This sense of ease is directly related to her ability to stay adherent to her treatment program and unlock the full potential of wellness, Jaycee explains. “I’m never without my medication,” she says. “I’m the healthiest I’ve ever been.”
The journey worth fighting for
Over the past seven years, Jaycee has been on both sides of the health care fence. She knows what it’s like to feel isolated and without hope, and she’s realized what it means to be heard and treated like a person, not just a random patient. Now, she’s leveraging her experience to help others advocate for themselves. Whether by educating people on behalf of AARC and Avita or simply greeting patrons at one of the area’s busiest restaurants, Jaycee says she serves as a bridge to the community, letting others know it’s possible to get the care they need.
“I get to show people that I’m a healthy and sober trans woman here in San Antonio,” she says. “I’m an ambassador for recovery and the power of gender-affirming care, and I’m in a place where people love me no matter what.”

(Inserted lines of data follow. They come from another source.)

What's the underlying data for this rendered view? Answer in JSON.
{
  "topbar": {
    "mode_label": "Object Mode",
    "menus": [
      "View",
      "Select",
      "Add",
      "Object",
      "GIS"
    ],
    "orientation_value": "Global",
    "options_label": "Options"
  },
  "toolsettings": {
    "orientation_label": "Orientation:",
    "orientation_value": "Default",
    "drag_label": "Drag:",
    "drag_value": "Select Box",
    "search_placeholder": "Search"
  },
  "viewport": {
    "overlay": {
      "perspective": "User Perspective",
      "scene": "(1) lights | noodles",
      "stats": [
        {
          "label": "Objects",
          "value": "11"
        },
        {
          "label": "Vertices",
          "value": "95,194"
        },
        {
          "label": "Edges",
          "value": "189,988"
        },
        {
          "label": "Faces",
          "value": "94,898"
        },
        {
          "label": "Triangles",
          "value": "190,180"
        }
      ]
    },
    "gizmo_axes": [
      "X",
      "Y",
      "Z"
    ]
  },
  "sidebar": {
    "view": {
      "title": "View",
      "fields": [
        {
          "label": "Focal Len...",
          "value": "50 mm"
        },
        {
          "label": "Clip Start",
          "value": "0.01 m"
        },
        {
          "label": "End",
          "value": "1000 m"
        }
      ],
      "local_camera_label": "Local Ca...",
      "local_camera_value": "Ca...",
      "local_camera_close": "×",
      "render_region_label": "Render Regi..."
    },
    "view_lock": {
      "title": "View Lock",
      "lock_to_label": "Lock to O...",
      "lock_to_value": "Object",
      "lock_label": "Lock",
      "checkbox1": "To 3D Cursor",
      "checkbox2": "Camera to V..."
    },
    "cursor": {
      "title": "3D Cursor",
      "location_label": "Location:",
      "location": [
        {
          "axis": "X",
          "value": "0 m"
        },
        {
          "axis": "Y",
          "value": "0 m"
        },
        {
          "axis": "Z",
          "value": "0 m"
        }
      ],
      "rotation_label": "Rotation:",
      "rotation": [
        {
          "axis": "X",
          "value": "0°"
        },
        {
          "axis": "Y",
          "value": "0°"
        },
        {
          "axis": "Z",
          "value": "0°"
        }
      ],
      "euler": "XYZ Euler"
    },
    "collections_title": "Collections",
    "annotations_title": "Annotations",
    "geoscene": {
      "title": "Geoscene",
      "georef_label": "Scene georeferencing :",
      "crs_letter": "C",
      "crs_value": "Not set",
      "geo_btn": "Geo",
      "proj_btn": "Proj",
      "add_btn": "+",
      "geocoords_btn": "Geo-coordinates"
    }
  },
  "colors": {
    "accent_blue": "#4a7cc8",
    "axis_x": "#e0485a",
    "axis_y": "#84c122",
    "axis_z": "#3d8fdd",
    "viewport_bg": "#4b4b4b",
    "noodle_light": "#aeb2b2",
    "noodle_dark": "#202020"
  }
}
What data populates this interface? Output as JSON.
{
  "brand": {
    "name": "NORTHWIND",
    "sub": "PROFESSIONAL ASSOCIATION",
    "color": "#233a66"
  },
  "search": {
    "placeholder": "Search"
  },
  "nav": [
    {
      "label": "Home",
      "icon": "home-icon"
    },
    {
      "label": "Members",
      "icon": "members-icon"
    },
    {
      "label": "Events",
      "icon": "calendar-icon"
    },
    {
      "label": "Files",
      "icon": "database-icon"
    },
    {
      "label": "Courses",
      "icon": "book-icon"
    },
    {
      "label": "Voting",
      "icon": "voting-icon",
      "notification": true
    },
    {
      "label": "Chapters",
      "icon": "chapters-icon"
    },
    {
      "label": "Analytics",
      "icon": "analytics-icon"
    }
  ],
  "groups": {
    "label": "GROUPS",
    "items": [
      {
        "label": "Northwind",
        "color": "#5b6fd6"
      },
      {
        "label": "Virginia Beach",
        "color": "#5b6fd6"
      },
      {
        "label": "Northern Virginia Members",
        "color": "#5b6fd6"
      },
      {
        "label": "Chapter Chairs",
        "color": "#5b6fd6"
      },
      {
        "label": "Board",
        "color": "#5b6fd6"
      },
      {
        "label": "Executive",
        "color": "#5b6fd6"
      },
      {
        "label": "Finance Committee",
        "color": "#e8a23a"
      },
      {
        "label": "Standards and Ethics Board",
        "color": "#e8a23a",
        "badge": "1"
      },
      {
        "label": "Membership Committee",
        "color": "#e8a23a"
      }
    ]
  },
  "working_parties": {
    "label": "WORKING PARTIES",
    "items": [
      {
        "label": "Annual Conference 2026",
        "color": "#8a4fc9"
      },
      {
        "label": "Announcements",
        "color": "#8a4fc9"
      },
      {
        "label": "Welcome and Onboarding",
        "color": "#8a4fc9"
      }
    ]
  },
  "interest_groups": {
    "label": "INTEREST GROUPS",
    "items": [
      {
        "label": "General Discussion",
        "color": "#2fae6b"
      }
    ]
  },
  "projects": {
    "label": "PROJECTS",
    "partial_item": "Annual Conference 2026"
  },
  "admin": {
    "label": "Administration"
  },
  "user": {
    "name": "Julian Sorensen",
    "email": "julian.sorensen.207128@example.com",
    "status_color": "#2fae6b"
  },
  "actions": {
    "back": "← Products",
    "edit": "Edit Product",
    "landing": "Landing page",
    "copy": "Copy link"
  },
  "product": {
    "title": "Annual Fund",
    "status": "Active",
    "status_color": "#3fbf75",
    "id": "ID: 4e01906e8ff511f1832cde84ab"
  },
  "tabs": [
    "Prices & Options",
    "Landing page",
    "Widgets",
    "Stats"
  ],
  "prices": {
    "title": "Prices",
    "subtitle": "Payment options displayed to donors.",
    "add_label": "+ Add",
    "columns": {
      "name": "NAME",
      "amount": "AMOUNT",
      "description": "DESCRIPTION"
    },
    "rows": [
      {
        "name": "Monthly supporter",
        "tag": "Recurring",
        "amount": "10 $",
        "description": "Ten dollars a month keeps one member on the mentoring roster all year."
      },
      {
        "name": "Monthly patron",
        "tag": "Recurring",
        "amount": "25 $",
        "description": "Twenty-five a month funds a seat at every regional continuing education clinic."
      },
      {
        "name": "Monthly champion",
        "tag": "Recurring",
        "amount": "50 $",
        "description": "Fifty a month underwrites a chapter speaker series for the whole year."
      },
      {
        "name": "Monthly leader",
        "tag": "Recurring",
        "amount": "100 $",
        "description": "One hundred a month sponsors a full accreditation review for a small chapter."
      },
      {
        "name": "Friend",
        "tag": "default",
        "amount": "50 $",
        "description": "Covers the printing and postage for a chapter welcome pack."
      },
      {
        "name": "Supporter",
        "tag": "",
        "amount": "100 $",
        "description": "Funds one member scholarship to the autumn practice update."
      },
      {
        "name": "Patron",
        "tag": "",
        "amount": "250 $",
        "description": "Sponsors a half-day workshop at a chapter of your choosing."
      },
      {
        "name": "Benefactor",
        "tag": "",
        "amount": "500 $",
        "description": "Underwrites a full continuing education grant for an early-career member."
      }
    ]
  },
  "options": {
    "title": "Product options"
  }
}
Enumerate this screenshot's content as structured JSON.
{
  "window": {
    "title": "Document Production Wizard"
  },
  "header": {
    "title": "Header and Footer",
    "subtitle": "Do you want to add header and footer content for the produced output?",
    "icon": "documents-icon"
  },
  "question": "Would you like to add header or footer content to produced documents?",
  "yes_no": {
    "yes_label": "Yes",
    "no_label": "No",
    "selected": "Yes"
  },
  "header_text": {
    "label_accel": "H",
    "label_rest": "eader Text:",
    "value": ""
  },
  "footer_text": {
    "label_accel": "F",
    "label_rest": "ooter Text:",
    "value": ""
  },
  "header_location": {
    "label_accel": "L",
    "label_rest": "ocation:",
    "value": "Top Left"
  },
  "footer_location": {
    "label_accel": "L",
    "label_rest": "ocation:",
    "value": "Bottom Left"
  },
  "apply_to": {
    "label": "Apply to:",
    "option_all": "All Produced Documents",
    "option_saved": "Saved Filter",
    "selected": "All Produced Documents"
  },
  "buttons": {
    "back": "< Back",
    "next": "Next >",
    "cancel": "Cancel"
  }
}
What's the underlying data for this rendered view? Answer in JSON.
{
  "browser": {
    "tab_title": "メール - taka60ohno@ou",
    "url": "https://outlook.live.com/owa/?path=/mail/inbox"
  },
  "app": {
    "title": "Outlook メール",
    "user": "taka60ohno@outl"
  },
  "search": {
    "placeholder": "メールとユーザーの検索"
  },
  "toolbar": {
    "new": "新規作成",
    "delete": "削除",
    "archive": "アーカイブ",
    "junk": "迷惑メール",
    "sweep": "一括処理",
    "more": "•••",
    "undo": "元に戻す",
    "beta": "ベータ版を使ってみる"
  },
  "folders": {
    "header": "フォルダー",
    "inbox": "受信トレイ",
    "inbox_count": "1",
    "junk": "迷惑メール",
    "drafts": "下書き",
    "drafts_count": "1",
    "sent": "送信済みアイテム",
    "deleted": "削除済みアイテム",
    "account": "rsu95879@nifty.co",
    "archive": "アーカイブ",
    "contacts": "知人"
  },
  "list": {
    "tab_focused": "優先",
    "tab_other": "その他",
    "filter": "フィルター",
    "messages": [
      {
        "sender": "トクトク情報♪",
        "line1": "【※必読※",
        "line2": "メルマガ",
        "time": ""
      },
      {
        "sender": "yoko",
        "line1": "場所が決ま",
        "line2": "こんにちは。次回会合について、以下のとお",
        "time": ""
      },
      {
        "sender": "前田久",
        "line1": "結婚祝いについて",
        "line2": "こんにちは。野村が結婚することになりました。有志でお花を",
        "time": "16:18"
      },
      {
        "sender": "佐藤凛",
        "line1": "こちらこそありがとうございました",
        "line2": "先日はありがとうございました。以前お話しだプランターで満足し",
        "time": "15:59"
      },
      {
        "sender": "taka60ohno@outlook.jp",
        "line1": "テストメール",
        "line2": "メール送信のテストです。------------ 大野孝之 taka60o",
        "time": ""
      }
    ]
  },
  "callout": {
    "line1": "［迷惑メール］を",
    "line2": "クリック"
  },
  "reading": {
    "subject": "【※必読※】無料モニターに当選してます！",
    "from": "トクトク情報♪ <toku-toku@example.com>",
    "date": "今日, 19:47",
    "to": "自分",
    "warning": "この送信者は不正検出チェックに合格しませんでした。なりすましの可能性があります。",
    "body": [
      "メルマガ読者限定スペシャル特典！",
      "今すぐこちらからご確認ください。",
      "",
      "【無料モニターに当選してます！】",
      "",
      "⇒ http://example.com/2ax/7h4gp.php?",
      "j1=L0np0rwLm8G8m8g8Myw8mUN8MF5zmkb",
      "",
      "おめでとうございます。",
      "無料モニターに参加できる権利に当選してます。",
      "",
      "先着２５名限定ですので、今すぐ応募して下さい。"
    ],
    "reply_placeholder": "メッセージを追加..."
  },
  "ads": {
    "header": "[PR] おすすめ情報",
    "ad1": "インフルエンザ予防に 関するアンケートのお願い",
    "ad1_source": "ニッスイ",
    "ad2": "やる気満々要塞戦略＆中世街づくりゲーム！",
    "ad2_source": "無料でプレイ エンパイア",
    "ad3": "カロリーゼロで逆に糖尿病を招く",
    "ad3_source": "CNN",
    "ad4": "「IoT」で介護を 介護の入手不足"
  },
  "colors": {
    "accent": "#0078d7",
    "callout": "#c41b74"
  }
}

Jaycee sadly acknowledges that others, particularly transgender youth struggling with thinly veiled discriminatory legislation violating their medical rights, aren’t as lucky. Her advice? “Don’t give up,” she says. “Don’t let anybody steal your light in the world simply because they have an opinion and want to control you. Keep fighting for it like I did. I’ve been on a journey, but it’s been a journey worth fighting for.”